Monasticism is not an inexpensive process.  It is like selling all of one’s merchandise for one pearl or a field.  But because the pearl of forgiveness is of great price and the field of salvation has a great treasure in it, it is well worth any and every sacrifice.  Even for those of us who cannot actually move into monasteries, practicing asceticism to the degree we are able is a struggle.  They lose friendships as we tend to like to spend time alone.  Many water-cooler conversations will be alien or repulsive to us.  Pursuits that were once the highlight of their lives are put aside for prayer and repentance.  But, monastics pursue greater things than notoriety and popularity, which are fickle and unstable.  Their souls are anchored in the unbroken line of those who renounced the world for the next world from John the Baptist and Jesus Christ to Anthony and Macarius to Brianchaninov and Theophan to Paisious and Seraphim Rose.  They may never pack a stadium full of people who want to hear good preaching.  But, their prayers are a blessing to us all.  And some of them pass down wisdom and spiritual insights that are useful for every generation in every land.

A keeper of the ancient faith

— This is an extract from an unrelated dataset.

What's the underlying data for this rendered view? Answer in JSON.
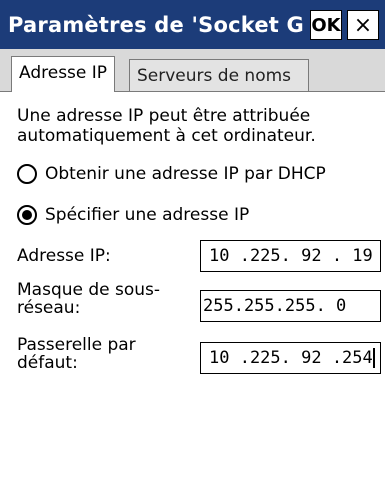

To those who feel a calling on their lives to serve the Lord, please channel your enthusiasm to the disciplined and humble path of monasticism.  Jesus Himself said that the lifestyle is not for everyone.  But, we can all seek to live as close to being a monk or nun as possible.  The writings from ancient to modern monastics are available to us; order and read them.  We have monasteries here in the US; take a pilgrimage and meet one or two.  Under wise spiritual guidance, we can take on a greater pursuit of repentance and renunciation of the world.  We have enough bishops of questionable character and credentials.  We need more Christians who will deny themselves, take up their cross, and follow Jesus.  We need more monks and nuns.